*** Opening of DATA TO USE ***

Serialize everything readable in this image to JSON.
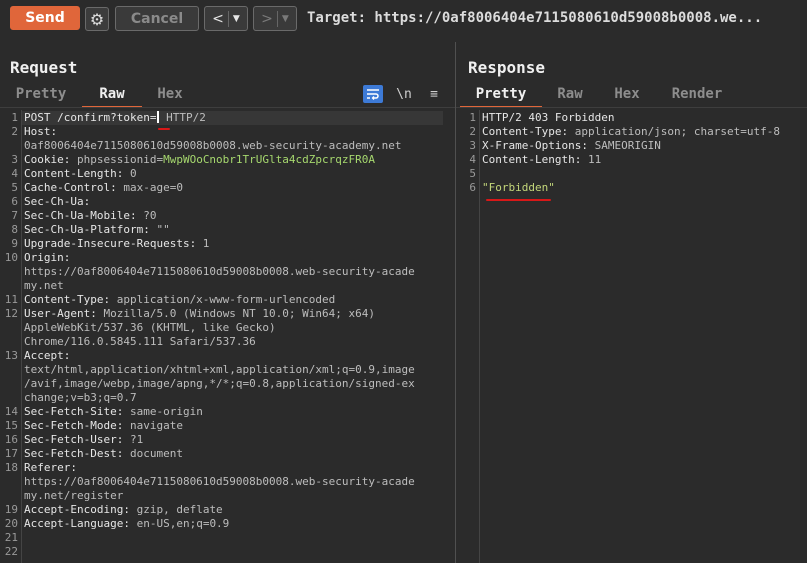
{
  "toolbar": {
    "send_label": "Send",
    "cancel_label": "Cancel",
    "prev_label": "<",
    "next_label": ">",
    "dropdown_glyph": "▼",
    "target_text": "Target: https://0af8006404e7115080610d59008b0008.we..."
  },
  "request": {
    "title": "Request",
    "tabs": [
      "Pretty",
      "Raw",
      "Hex"
    ],
    "active_tab": "Raw",
    "newline_toggle": "\\n",
    "lines": [
      {
        "n": "1",
        "key": "POST /confirm?token=",
        "val": " HTTP/2"
      },
      {
        "n": "2",
        "key": "Host:",
        "val": ""
      },
      {
        "n": "",
        "key": "",
        "val": "0af8006404e7115080610d59008b0008.web-security-academy.net"
      },
      {
        "n": "3",
        "key": "Cookie: ",
        "val": "phpsessionid=",
        "sess": "MwpWOoCnobr1TrUGlta4cdZpcrqzFR0A"
      },
      {
        "n": "4",
        "key": "Content-Length:",
        "val": " 0"
      },
      {
        "n": "5",
        "key": "Cache-Control:",
        "val": " max-age=0"
      },
      {
        "n": "6",
        "key": "Sec-Ch-Ua:",
        "val": ""
      },
      {
        "n": "7",
        "key": "Sec-Ch-Ua-Mobile:",
        "val": " ?0"
      },
      {
        "n": "8",
        "key": "Sec-Ch-Ua-Platform:",
        "val": " \"\""
      },
      {
        "n": "9",
        "key": "Upgrade-Insecure-Requests:",
        "val": " 1"
      },
      {
        "n": "10",
        "key": "Origin:",
        "val": ""
      },
      {
        "n": "",
        "key": "",
        "val": "https://0af8006404e7115080610d59008b0008.web-security-acade"
      },
      {
        "n": "",
        "key": "",
        "val": "my.net"
      },
      {
        "n": "11",
        "key": "Content-Type:",
        "val": " application/x-www-form-urlencoded"
      },
      {
        "n": "12",
        "key": "User-Agent:",
        "val": " Mozilla/5.0 (Windows NT 10.0; Win64; x64)"
      },
      {
        "n": "",
        "key": "",
        "val": "AppleWebKit/537.36 (KHTML, like Gecko)"
      },
      {
        "n": "",
        "key": "",
        "val": "Chrome/116.0.5845.111 Safari/537.36"
      },
      {
        "n": "13",
        "key": "Accept:",
        "val": ""
      },
      {
        "n": "",
        "key": "",
        "val": "text/html,application/xhtml+xml,application/xml;q=0.9,image"
      },
      {
        "n": "",
        "key": "",
        "val": "/avif,image/webp,image/apng,*/*;q=0.8,application/signed-ex"
      },
      {
        "n": "",
        "key": "",
        "val": "change;v=b3;q=0.7"
      },
      {
        "n": "14",
        "key": "Sec-Fetch-Site:",
        "val": " same-origin"
      },
      {
        "n": "15",
        "key": "Sec-Fetch-Mode:",
        "val": " navigate"
      },
      {
        "n": "16",
        "key": "Sec-Fetch-User:",
        "val": " ?1"
      },
      {
        "n": "17",
        "key": "Sec-Fetch-Dest:",
        "val": " document"
      },
      {
        "n": "18",
        "key": "Referer:",
        "val": ""
      },
      {
        "n": "",
        "key": "",
        "val": "https://0af8006404e7115080610d59008b0008.web-security-acade"
      },
      {
        "n": "",
        "key": "",
        "val": "my.net/register"
      },
      {
        "n": "19",
        "key": "Accept-Encoding:",
        "val": " gzip, deflate"
      },
      {
        "n": "20",
        "key": "Accept-Language:",
        "val": " en-US,en;q=0.9"
      },
      {
        "n": "21",
        "key": "",
        "val": ""
      },
      {
        "n": "22",
        "key": "",
        "val": ""
      }
    ]
  },
  "response": {
    "title": "Response",
    "tabs": [
      "Pretty",
      "Raw",
      "Hex",
      "Render"
    ],
    "active_tab": "Pretty",
    "lines": [
      {
        "n": "1",
        "key": "HTTP/2 403 Forbidden",
        "val": ""
      },
      {
        "n": "2",
        "key": "Content-Type:",
        "val": " application/json; charset=utf-8"
      },
      {
        "n": "3",
        "key": "X-Frame-Options:",
        "val": " SAMEORIGIN"
      },
      {
        "n": "4",
        "key": "Content-Length:",
        "val": " 11"
      },
      {
        "n": "5",
        "key": "",
        "val": ""
      },
      {
        "n": "6",
        "key": "",
        "val": "",
        "str": "\"Forbidden\""
      }
    ]
  },
  "colors": {
    "accent": "#e0663a",
    "annotation": "#d81818"
  }
}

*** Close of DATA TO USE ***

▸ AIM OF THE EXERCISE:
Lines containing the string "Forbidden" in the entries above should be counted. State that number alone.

▸ SOLUTION FOR THIS PROBLEM:
2